About The Myriad
Combining passionate intensity with an undeniable melodic maturity, Seattle's The Myriad present a fascinating sound reminiscent of the grandiose fearlessness of Muse to the energetic dance rock of Franz Ferdinand. With an eye on reaching epic magnitudes while still maintaining a deeply personal substructure, Jeremy Edwardson, John Roger Schofield, Steven Tracy, Jonathan Young and Scott Davis crafted a stunning album in their 2005 Floodgate release You Can't Trust a Ladder.
"For us, ladders represent short cuts," says Steven Tracy (guitar, keys). "The amazing parts of life are lived going through them, not around them. It takes a special courage to walk into a mess, courage that I wish I always had, but ultimately that is were hope and beauty exist. We can find them if we're open to a little battle."
Like a stealthy archer ready to take a clean shot with an arrow at the right moment, so was The Myriad with the creation of their followup album "With Arrows, With Poise". After winning the MTV2 “Dew Circuit Breakout” in December, the band’s May 2008 release was food for a public ravenous for more of The Myriad.
“It felt like we needed to take a moment and decide what it was that we needed to do. We identified with the archery metaphor—where everything must be very precise and accurate. You have one moment to take that shot and you’re doing it with poise in-between your own heartbeats and breaths. It was that idea; this is the moment that we really have to capitalize on, this is what we have to do. That set the tone for the whole album,” passionately shares Steven Tracy.
“A Clean Shot”, the first single and music video from the album, was also the song The Myriad sang live in the TRL studios in the heart of New York City ’s Times Square upon winning MTV2’s contest. “The weird part is that there was this giant screen in Times Square right behind us, so as I’m playing, sometimes I’d turn around and see myself on this huge screen outside the studio and everyone’s watching it. That’s when it became real,” shares Steven.
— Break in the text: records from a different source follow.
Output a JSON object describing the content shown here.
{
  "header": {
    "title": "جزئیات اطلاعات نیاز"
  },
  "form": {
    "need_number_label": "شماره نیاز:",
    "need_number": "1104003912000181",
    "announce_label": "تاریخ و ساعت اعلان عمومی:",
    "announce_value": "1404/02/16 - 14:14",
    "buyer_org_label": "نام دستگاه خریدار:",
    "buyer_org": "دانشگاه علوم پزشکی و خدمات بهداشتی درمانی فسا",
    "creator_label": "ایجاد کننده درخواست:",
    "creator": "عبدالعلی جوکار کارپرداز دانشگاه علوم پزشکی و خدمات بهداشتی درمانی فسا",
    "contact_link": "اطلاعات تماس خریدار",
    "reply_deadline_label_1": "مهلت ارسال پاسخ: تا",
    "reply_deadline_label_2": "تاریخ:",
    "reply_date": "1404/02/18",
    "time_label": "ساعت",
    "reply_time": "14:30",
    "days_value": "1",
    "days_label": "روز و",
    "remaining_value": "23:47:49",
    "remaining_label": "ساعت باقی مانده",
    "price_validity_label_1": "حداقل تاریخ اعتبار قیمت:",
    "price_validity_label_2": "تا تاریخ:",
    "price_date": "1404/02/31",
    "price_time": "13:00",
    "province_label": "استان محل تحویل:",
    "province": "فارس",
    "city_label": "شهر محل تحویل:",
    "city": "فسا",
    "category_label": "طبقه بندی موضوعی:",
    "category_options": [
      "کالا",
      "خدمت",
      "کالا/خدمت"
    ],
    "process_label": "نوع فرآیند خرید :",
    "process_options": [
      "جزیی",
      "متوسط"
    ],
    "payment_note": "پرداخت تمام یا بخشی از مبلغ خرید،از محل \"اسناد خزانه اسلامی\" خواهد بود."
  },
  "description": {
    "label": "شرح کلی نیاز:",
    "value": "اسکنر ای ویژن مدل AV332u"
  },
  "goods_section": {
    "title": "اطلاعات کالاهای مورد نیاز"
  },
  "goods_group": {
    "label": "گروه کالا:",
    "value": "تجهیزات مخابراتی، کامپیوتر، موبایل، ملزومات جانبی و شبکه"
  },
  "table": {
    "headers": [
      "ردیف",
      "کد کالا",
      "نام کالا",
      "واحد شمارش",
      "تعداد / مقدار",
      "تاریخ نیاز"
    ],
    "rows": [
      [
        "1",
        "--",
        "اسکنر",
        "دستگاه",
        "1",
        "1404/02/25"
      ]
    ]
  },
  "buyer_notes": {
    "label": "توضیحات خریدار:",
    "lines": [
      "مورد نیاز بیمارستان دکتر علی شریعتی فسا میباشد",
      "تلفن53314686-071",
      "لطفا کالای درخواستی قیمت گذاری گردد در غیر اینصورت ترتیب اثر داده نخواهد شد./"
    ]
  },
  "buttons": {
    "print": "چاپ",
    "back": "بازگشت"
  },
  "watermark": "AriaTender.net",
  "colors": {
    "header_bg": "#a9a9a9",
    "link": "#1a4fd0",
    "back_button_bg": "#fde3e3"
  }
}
Archery wasn’t the only things on the minds of the The Myriad as they recorded; they were also deeply enthralled with the mystery of God and the supernatural. The piano-driven melody “Forget What You Came For” is a song urging to abandon their personal agendas as they come before God. “It’s sort of a call to clear your mind and wait and see what comes of it, letting God reveal Himself to you in a new way,” says Steven, then adding, “If we really allow ourselves to ponder the complexity of God and the mystery of God, it brings us into a different level of fear and awe.”
“We just try to speak to the world. We’re not speaking to any particular group of people, whether it be lyrically or just hanging out. When Jesus Christ came down, He was hanging with everyone. It didn’t matter what your economic status, your background, whether you were part of the government or not, whether you were a Pharisee or a Sadducee, He just wanted to hang with people because He loved them,” says Jonathan.
In fact, the band itself marvels how God can be so powerfully praised through a secular song, “The first time I listened to ‘OK, Computer’ (Radiohead) I felt like I was sitting in the throne room of heaven. God revealed Himself to me in a way that I have never experienced before,” shares Steven. “Of course, the band probably didn’t have that agenda for the listener, but God is bigger than what we set out to do, something for which I am immensely grateful.”
Generally frustrated with the market distinction between Christian and secular music, Jonathan says, “I love go to into museums, whether the MFA ( Museum of Fine Arts ) in Boston or the Met (Metropolitan Museum of Art in NYC). When you look at a piece of art, like a painting or a sculpture, you’re mesmerized that this kind of beauty can exist in this life. Most people don’t say, ‘I wonder if he’s a Christian’ or ‘I wonder what his belief system is.’ They’re just enjoying that piece of work right there as it is. It makes me wonder why in music there’s a different set of guidelines.” He sighs and goes on to say that it’s human nature to nomenclature everything and urges people to utilize their critical thinking skills.
Whether sharing the stage with Third Day or Mutemath, The Myriad lets their lives and lyrics do the speaking, as well as their personal interactions with fans. “People ask us, ‘How does your faith play into your music?’ For us, it’s like, how does it not? We’re believers and we’re just making the best art that we know how to make, and of course, our beliefs are going to come out in different ways. It may not be the conventional ways,” elaborates Steven. “We just want to make good music. Our responsibility is to make the best art that God has gifted us to make. His glory will shine through that sort of thing.”
"There are moments in art, whether it's music, sculpture, painting, film or whatever, where you get the sense of something greater being part of the motivation to create," says Steven. "When you watch a film and the hairs on your neck stand up, or you look at a painting and want to climb inside of it... all of sudden it becomes as much your's as the artist's. If people leave our shows feeling a sense of connection, of ownership; there is no greater feeling than that for us."